The building which houses the Hotel d’Albion was built around 1845, in the very old village named “La Ville L’Evêque”, the name being historically associated with the church of the Madeleine. This village was built in the 13th century around the church of Saint Madeleine, and got its name from the fact that
the bishop of Paris had a villa there, and organized fairs
the church. The church has been rebuilt three times,
in 1429, 1659, and finally in 1845.
The village boomed in the 17th century under the rule
of Louis XIV when he created the Champs-Elysées.
The expansion of the city then went west, which meant
the construction of innumerable majestic hotels,
which had to be stopped by order of the king in 1724,
at the hotel d’Evreux, today the Palace de L’Elysée,
residence of the President of the Republic of France.
The village of the Ville l’Evêque became a suburb in 1702.
Fifty years later, the development of the now
Place de la Concorde created a link between the city,
the Champs-Elysées and the suburbs, thus constituting one
of the most splendid urban ensembles in the world.
The way was then opened for the great development of
the northwest part of today’s Paris.
Originally known as the 1st district of Paris, today’s 8th district was then becoming the heart of the capital.
In 1850, the epoch when the Hotel d’Albion was built, it was
the end of the final reconstruction of the Madeleine church,
and the beginning of the construction of the Opera.
The Saint Lazare station was reaching its actual size and location.
As for the Champs-Elysées, it was fast becoming
a place of world renown.
The World Expositions at the end of the 19th century made Paris the most visited capital in the world.

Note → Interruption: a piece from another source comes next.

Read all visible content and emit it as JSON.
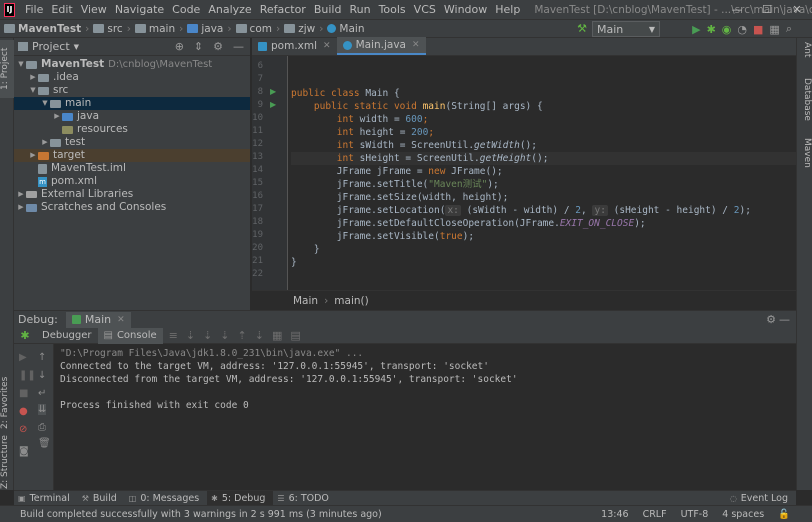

Commerce and banks were equally affluent in this part of the city, which became the privileged residence of the bourgeoisie and aristocracy, an above all, an undeniable attraction for business affairs, which it has remained ever since.
The building was converted into a hotel in 1906.
It was already offering all guests of the period the very best in modern comfort, a restroom on every floor !
Under the influence of Baron Haussmann, at the end of the 19th century, Paris came to be as we know her today, and the old village of the Ville L’Evêque, which has lost its name, blends in with its illustrious neighbors :
to the west the Champs-Elysées and the Place de L’Etoile,
to the south Faubourg St. Honoré, the Grand and
the Petit Palace, the river Seine and the Eiffel Tower,
to the east the Place de la Concorde, Place Vendôme, the Place de L’Opéra and the Madeleine, and to the north
the many exciting major department stores and
the Saint Lazare station.